What are the hardships?
The emotional toll on first-person interpreters can be very taxing. Internalizing the trauma these historical figures experienced while bringing their stories to life can be emotionally draining. In addition, a first-person interpreter does not know what encounters they will face with the public. Portraying enslaved women, I have had young people challenge me on “why I would want to play a slave when I’m a free woman in the 2000s”. I have had Black families walk onto the National Colonial Farm, look me in my eyes, turn, and walk away from me without speaking a single word. I have seen older Caucasian couples with biracial grandchildren look at me with pleading eyes that I will not say anything that will make them have to explain to their grandchildren that they would have possibly owned one of their parents in a previous century. I’ve been asked, while dressed as Cate, “did the people who owned me beat me”. Joy had an experience where a Caucasian child pointed to a tree and asked her if that was “where they hung them?” Other times, while dressed as Cate Sharper, she had adult visitors ask her if she was happy as a slave. There were instances during training, when Joy was brought to tears. She says she didn’t realize how much this position and her willingness to educate others had truly affected her. Shannon found her interactions with non-Black visitors uncomfortable. She says most of the discomfort came from portraying a Black woman from the past, while many of the social ills they were subjected to back then are still very present today She appreciated the opportunity to portray Cate and Cuffy and to highlight their lives, and felt it was interesting to express agency in a way that perhaps [Cate & Cuffy] would not have been able to.

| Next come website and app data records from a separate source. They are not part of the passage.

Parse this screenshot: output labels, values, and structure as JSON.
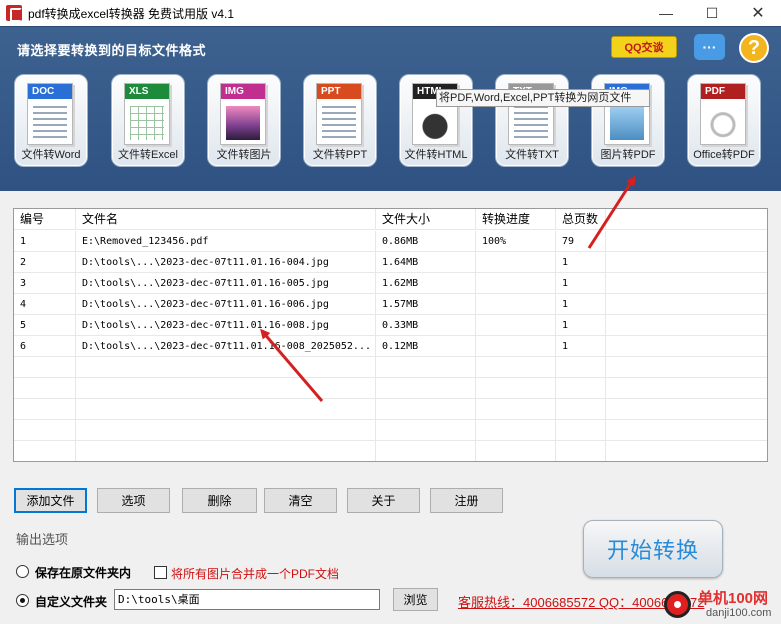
{
  "window": {
    "title": "pdf转换成excel转换器 免费试用版 v4.1",
    "minimize": "—",
    "maximize": "☐",
    "close": "✕"
  },
  "header": {
    "title": "请选择要转换到的目标文件格式",
    "qq_label": "QQ交谈",
    "chat_icon": "···",
    "help_icon": "?"
  },
  "formats": [
    {
      "tag": "DOC",
      "label": "文件转Word",
      "color": "#2a6fd6"
    },
    {
      "tag": "XLS",
      "label": "文件转Excel",
      "color": "#1e8a3c"
    },
    {
      "tag": "IMG",
      "label": "文件转图片",
      "color": "#c02f8f"
    },
    {
      "tag": "PPT",
      "label": "文件转PPT",
      "color": "#d84b1f"
    },
    {
      "tag": "HTML",
      "label": "文件转HTML",
      "color": "#222222"
    },
    {
      "tag": "TXT",
      "label": "文件转TXT",
      "color": "#777777"
    },
    {
      "tag": "IMG",
      "label": "图片转PDF",
      "color": "#2a6fd6"
    },
    {
      "tag": "PDF",
      "label": "Office转PDF",
      "color": "#b02020"
    }
  ],
  "tooltip": "将PDF,Word,Excel,PPT转换为网页文件",
  "table": {
    "headers": [
      "编号",
      "文件名",
      "文件大小",
      "转换进度",
      "总页数"
    ],
    "rows": [
      [
        "1",
        "E:\\Removed_123456.pdf",
        "0.86MB",
        "100%",
        "79"
      ],
      [
        "2",
        "D:\\tools\\...\\2023-dec-07t11.01.16-004.jpg",
        "1.64MB",
        "",
        "1"
      ],
      [
        "3",
        "D:\\tools\\...\\2023-dec-07t11.01.16-005.jpg",
        "1.62MB",
        "",
        "1"
      ],
      [
        "4",
        "D:\\tools\\...\\2023-dec-07t11.01.16-006.jpg",
        "1.57MB",
        "",
        "1"
      ],
      [
        "5",
        "D:\\tools\\...\\2023-dec-07t11.01.16-008.jpg",
        "0.33MB",
        "",
        "1"
      ],
      [
        "6",
        "D:\\tools\\...\\2023-dec-07t11.01.16-008_2025052...",
        "0.12MB",
        "",
        "1"
      ]
    ]
  },
  "actions": {
    "add": "添加文件",
    "options": "选项",
    "delete": "删除",
    "clear": "清空",
    "about": "关于",
    "register": "注册"
  },
  "output": {
    "section": "输出选项",
    "keep_original": "保存在原文件夹内",
    "merge": "将所有图片合并成一个PDF文档",
    "custom_folder": "自定义文件夹",
    "path": "D:\\tools\\桌面",
    "browse": "浏览"
  },
  "start": "开始转换",
  "hotline": "客服热线：4006685572 QQ：4006685572",
  "watermark": {
    "line1": "单机100网",
    "line2": "danji100.com"
  },
  "colors": {
    "header": "#2f5282",
    "accent": "#2a8bd6",
    "arrow": "#d42020"
  }
}
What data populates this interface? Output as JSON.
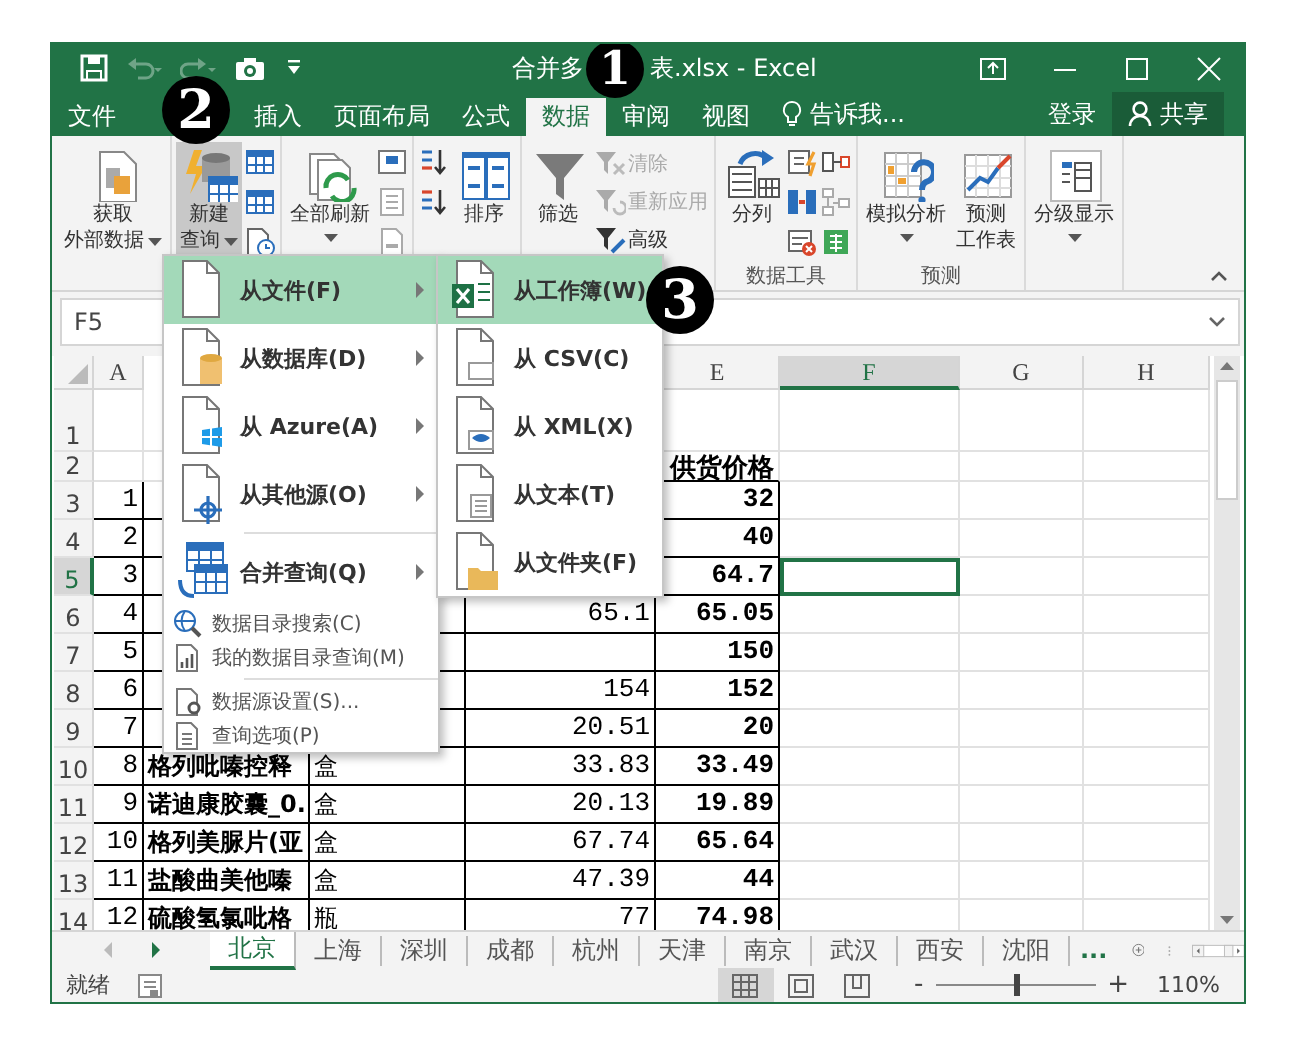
{
  "window": {
    "title_left": "合并多",
    "title_right": "表.xlsx - Excel"
  },
  "menu_tabs": [
    {
      "label": "文件",
      "selected": false
    },
    {
      "label": "插入",
      "selected": false
    },
    {
      "label": "页面布局",
      "selected": false
    },
    {
      "label": "公式",
      "selected": false
    },
    {
      "label": "数据",
      "selected": true
    },
    {
      "label": "审阅",
      "selected": false
    },
    {
      "label": "视图",
      "selected": false
    }
  ],
  "tell_me": "告诉我...",
  "account": {
    "sign_in": "登录",
    "share": "共享"
  },
  "ribbon": {
    "groups": [
      {
        "items": [
          {
            "kind": "large",
            "lines": [
              "获取",
              "外部数据"
            ],
            "dropdown": true,
            "pressed": false
          }
        ]
      },
      {
        "items": [
          {
            "kind": "large",
            "lines": [
              "新建",
              "查询"
            ],
            "dropdown": true,
            "pressed": true
          },
          {
            "kind": "icon-stack"
          }
        ]
      },
      {
        "items": [
          {
            "kind": "large",
            "lines": [
              "全部刷新"
            ],
            "dropdown": true,
            "pressed": false
          },
          {
            "kind": "icon-stack"
          }
        ]
      },
      {
        "items": [
          {
            "kind": "icon-stack"
          },
          {
            "kind": "large",
            "lines": [
              "排序"
            ],
            "dropdown": false,
            "pressed": false
          }
        ]
      },
      {
        "items": [
          {
            "kind": "large",
            "lines": [
              "筛选"
            ],
            "dropdown": false,
            "pressed": false
          },
          {
            "kind": "small-stack",
            "buttons": [
              {
                "label": "清除",
                "disabled": true
              },
              {
                "label": "重新应用",
                "disabled": true
              },
              {
                "label": "高级",
                "disabled": false
              }
            ]
          }
        ]
      },
      {
        "label": "数据工具",
        "items": [
          {
            "kind": "large",
            "lines": [
              "分列"
            ],
            "dropdown": false,
            "pressed": false
          },
          {
            "kind": "icon-stack"
          },
          {
            "kind": "icon-stack"
          }
        ]
      },
      {
        "label": "预测",
        "items": [
          {
            "kind": "large",
            "lines": [
              "模拟分析"
            ],
            "dropdown": true,
            "pressed": false
          },
          {
            "kind": "large",
            "lines": [
              "预测",
              "工作表"
            ],
            "dropdown": false,
            "pressed": false
          }
        ]
      },
      {
        "items": [
          {
            "kind": "large",
            "lines": [
              "分级显示"
            ],
            "dropdown": true,
            "pressed": false
          }
        ]
      }
    ]
  },
  "formula_bar": {
    "name_box": "F5"
  },
  "sheet": {
    "columns": [
      {
        "label": "A",
        "selected": false
      },
      {
        "kind": "covered"
      },
      {
        "kind": "covered"
      },
      {
        "kind": "covered"
      },
      {
        "label": "E",
        "selected": false
      },
      {
        "label": "F",
        "selected": true
      },
      {
        "label": "G",
        "selected": false
      },
      {
        "label": "H",
        "selected": false
      }
    ],
    "rows": [
      {
        "header": "1",
        "selected": false,
        "boxed": false
      },
      {
        "header": "2",
        "selected": false,
        "boxed": false,
        "cells": {
          "e": "供货价格"
        }
      },
      {
        "header": "3",
        "selected": false,
        "boxed": true,
        "cells": {
          "a": "1",
          "e": "32"
        }
      },
      {
        "header": "4",
        "selected": false,
        "boxed": true,
        "cells": {
          "a": "2",
          "e": "40"
        }
      },
      {
        "header": "5",
        "selected": true,
        "boxed": true,
        "cells": {
          "a": "3",
          "e": "64.7"
        }
      },
      {
        "header": "6",
        "selected": false,
        "boxed": true,
        "cells": {
          "a": "4",
          "d": "65.1",
          "e": "65.05"
        }
      },
      {
        "header": "7",
        "selected": false,
        "boxed": true,
        "cells": {
          "a": "5",
          "e": "150"
        }
      },
      {
        "header": "8",
        "selected": false,
        "boxed": true,
        "cells": {
          "a": "6",
          "d": "154",
          "e": "152"
        }
      },
      {
        "header": "9",
        "selected": false,
        "boxed": true,
        "cells": {
          "a": "7",
          "d": "20.51",
          "e": "20"
        }
      },
      {
        "header": "10",
        "selected": false,
        "boxed": true,
        "cells": {
          "a": "8",
          "b": "格列吡嗪控释",
          "c": "盒",
          "d": "33.83",
          "e": "33.49"
        }
      },
      {
        "header": "11",
        "selected": false,
        "boxed": true,
        "cells": {
          "a": "9",
          "b": "诺迪康胶囊_0.",
          "c": "盒",
          "d": "20.13",
          "e": "19.89"
        }
      },
      {
        "header": "12",
        "selected": false,
        "boxed": true,
        "cells": {
          "a": "10",
          "b": "格列美脲片(亚",
          "c": "盒",
          "d": "67.74",
          "e": "65.64"
        }
      },
      {
        "header": "13",
        "selected": false,
        "boxed": true,
        "cells": {
          "a": "11",
          "b": "盐酸曲美他嗪",
          "c": "盒",
          "d": "47.39",
          "e": "44"
        }
      },
      {
        "header": "14",
        "selected": false,
        "boxed": true,
        "cells": {
          "a": "12",
          "b": "硫酸氢氯吡格",
          "c": "瓶",
          "d": "77",
          "e": "74.98"
        }
      }
    ]
  },
  "sheet_tabs": {
    "tabs": [
      {
        "label": "北京",
        "selected": true
      },
      {
        "label": "上海",
        "selected": false
      },
      {
        "label": "深圳",
        "selected": false
      },
      {
        "label": "成都",
        "selected": false
      },
      {
        "label": "杭州",
        "selected": false
      },
      {
        "label": "天津",
        "selected": false
      },
      {
        "label": "南京",
        "selected": false
      },
      {
        "label": "武汉",
        "selected": false
      },
      {
        "label": "西安",
        "selected": false
      },
      {
        "label": "沈阳",
        "selected": false
      }
    ],
    "more": "..."
  },
  "status_bar": {
    "text": "就绪",
    "views": [
      {
        "selected": true
      },
      {
        "selected": false
      },
      {
        "selected": false
      }
    ],
    "zoom": {
      "minus": "-",
      "plus": "+",
      "level": 0.5,
      "reading": "110%"
    }
  },
  "new_query_menu": {
    "items": [
      {
        "kind": "large",
        "label": "从文件(F)",
        "selected": true,
        "submenu": true
      },
      {
        "kind": "large",
        "label": "从数据库(D)",
        "selected": false,
        "submenu": true
      },
      {
        "kind": "large",
        "label": "从 Azure(A)",
        "selected": false,
        "submenu": true
      },
      {
        "kind": "large",
        "label": "从其他源(O)",
        "selected": false,
        "submenu": true
      },
      {
        "kind": "separator"
      },
      {
        "kind": "large",
        "label": "合并查询(Q)",
        "selected": false,
        "submenu": true
      },
      {
        "kind": "small",
        "label": "数据目录搜索(C)"
      },
      {
        "kind": "small",
        "label": "我的数据目录查询(M)"
      },
      {
        "kind": "separator"
      },
      {
        "kind": "small",
        "label": "数据源设置(S)..."
      },
      {
        "kind": "small",
        "label": "查询选项(P)"
      }
    ]
  },
  "from_file_menu": {
    "items": [
      {
        "label": "从工作簿(W)",
        "selected": true
      },
      {
        "label": "从 CSV(C)",
        "selected": false
      },
      {
        "label": "从 XML(X)",
        "selected": false
      },
      {
        "label": "从文本(T)",
        "selected": false
      },
      {
        "label": "从文件夹(F)",
        "selected": false
      }
    ]
  },
  "callouts": [
    {
      "label": "1"
    },
    {
      "label": "2"
    },
    {
      "label": "3"
    }
  ]
}
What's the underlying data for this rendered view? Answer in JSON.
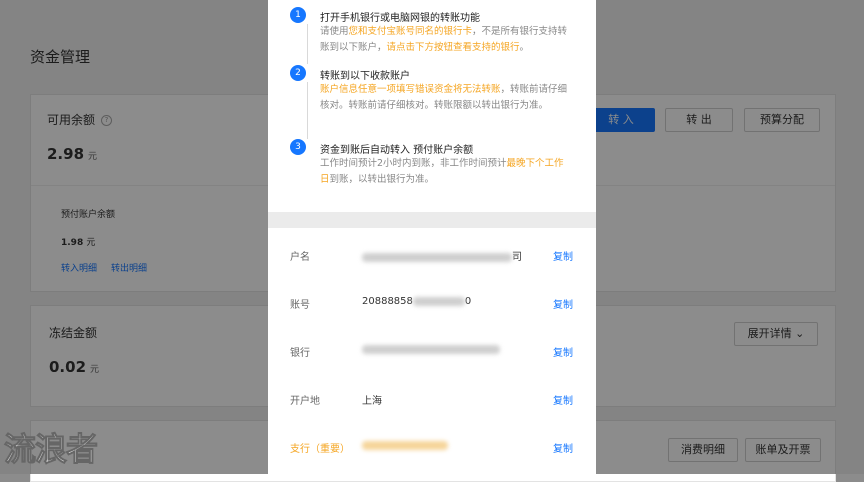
{
  "page": {
    "title": "资金管理",
    "available": {
      "label": "可用余额",
      "help_icon": "question-circle-icon",
      "amount": "2.98",
      "unit": "元",
      "btn_in": "转 入",
      "btn_out": "转 出",
      "btn_budget": "预算分配",
      "prepaid_label": "预付账户余额",
      "prepaid_amount": "1.98",
      "prepaid_unit": "元",
      "link_in": "转入明细",
      "link_out": "转出明细"
    },
    "frozen": {
      "label": "冻结金额",
      "amount": "0.02",
      "unit": "元",
      "btn_expand": "展开详情",
      "expand_icon": "chevron-down-icon"
    },
    "bottom": {
      "btn_consume": "消费明细",
      "btn_bill": "账单及开票"
    }
  },
  "modal": {
    "steps": [
      {
        "num": "1",
        "title": "打开手机银行或电脑网银的转账功能",
        "desc_parts": [
          {
            "t": "请使用",
            "h": false
          },
          {
            "t": "您和支付宝账号同名的银行卡",
            "h": true
          },
          {
            "t": "，不是所有银行支持转账到以下账户，",
            "h": false
          },
          {
            "t": "请点击下方按钮查看支持的银行",
            "h": true
          },
          {
            "t": "。",
            "h": false
          }
        ]
      },
      {
        "num": "2",
        "title": "转账到以下收款账户",
        "desc_parts": [
          {
            "t": "账户信息任意一项填写错误资金将无法转账",
            "h": true
          },
          {
            "t": "，转账前请仔细核对。转账前请仔细核对。转账限额以转出银行为准。",
            "h": false
          }
        ]
      },
      {
        "num": "3",
        "title": "资金到账后自动转入 预付账户余额",
        "desc_parts": [
          {
            "t": "工作时间预计2小时内到账，非工作时间预计",
            "h": false
          },
          {
            "t": "最晚下个工作日",
            "h": true
          },
          {
            "t": "到账，以转出银行为准。",
            "h": false
          }
        ]
      }
    ],
    "rows": [
      {
        "label": "户名",
        "value": "",
        "value_tail": "司",
        "copy": "复制",
        "highlight": false
      },
      {
        "label": "账号",
        "value": "20888858",
        "value_tail": "0",
        "copy": "复制",
        "highlight": false
      },
      {
        "label": "银行",
        "value": "",
        "value_tail": "",
        "copy": "复制",
        "highlight": false
      },
      {
        "label": "开户地",
        "value": "上海",
        "value_tail": "",
        "copy": "复制",
        "highlight": false
      },
      {
        "label": "支行（重要）",
        "value": "",
        "value_tail": "",
        "copy": "复制",
        "highlight": true
      }
    ]
  },
  "watermark": "流浪者",
  "colors": {
    "accent": "#1677ff",
    "highlight": "#f5a623"
  }
}
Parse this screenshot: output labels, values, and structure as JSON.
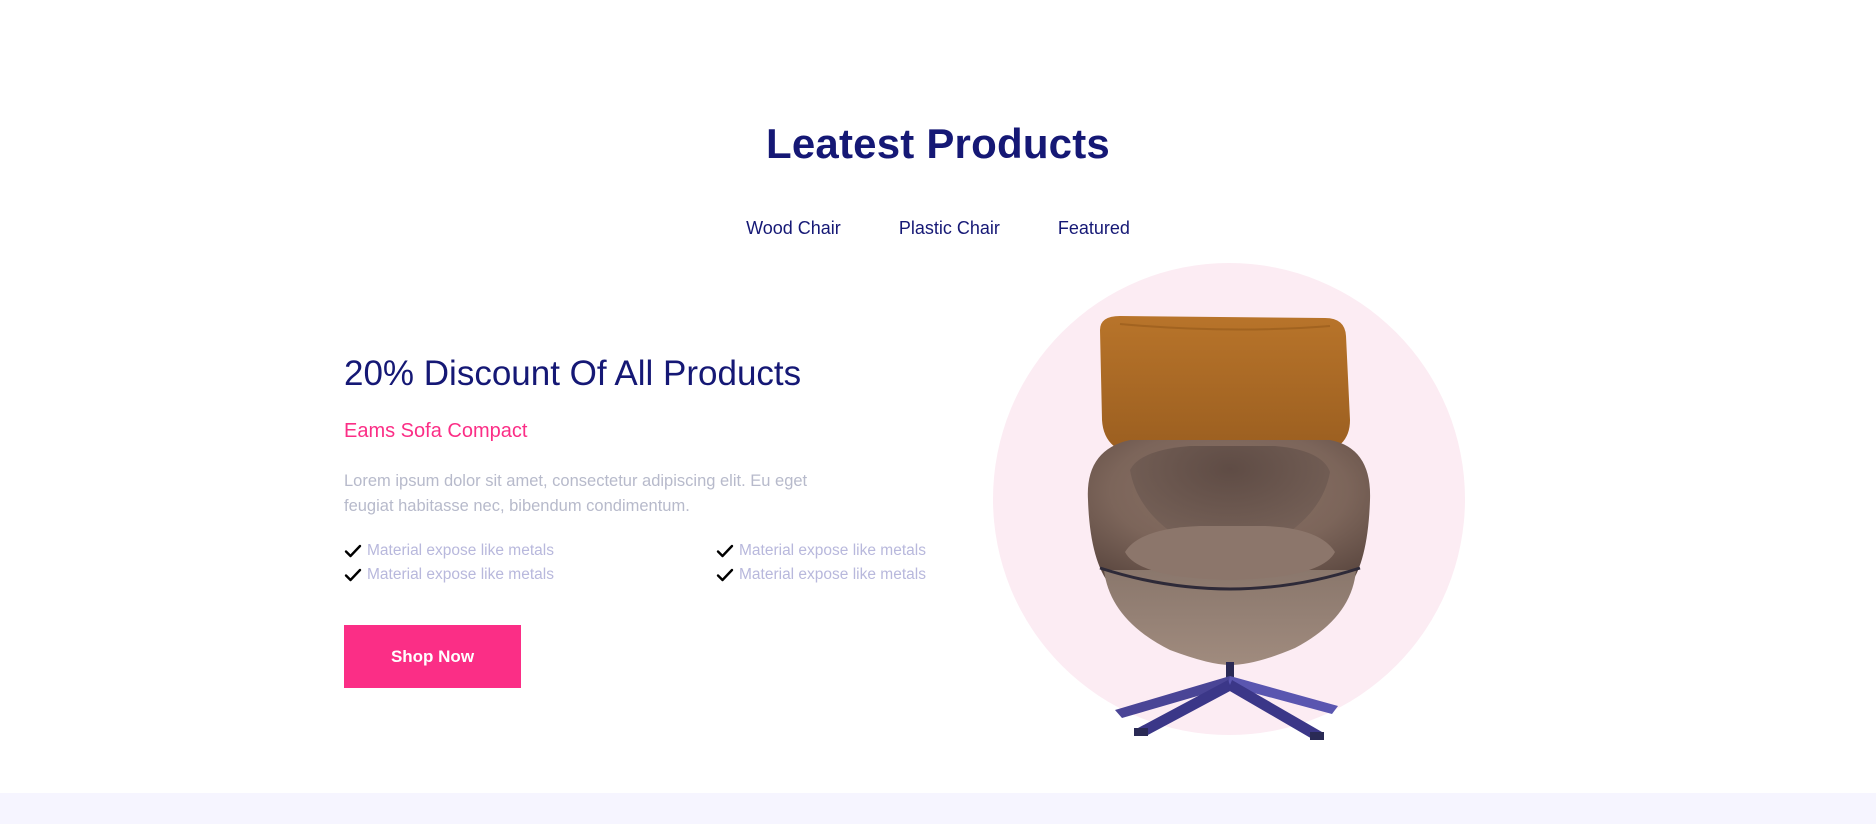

I also spoke with Kate Jones, a freelance reenactor who has volunteered with the Accokeek Foundation. She shared some of her experiences with having different views from the historical figures she portrays and how recent events have affected her opportunities. You can watch a video of our conversation below.
How can you support first-person interpreters?
As colleagues, it is important to recognize the different challenges we all face bringing these stories to life. Be gentle with each other and check in on your colleagues’ mental well-being. Joy said it was helpful that her fellow first-person interpreters had true awareness and she saw their own struggles educating visitors about difficult subjects. Knowing she wasn’t alone in her feelings was supportive.
As visitors, we ask you to see our humanity as we tell these difficult stories and understand that we do this out of respect for our ancestors and the desire to tell the truth about history. Voicing the past is both rewarding and challenging. It takes empathy and compassion to see through the text and get to the heart and truth of our shared history.
Join us Thursday, April 29, 2021 at 11am via Zoom for a live panel discussion about this topic. Featured speakers are Brenda Parker, African American Interpretation & Special Projects Coordinator at George Washington’s Mount Vernon and Jeanne Pirtle, Director of Educational Programs and Partnerships at Historic Sotterley, Inc.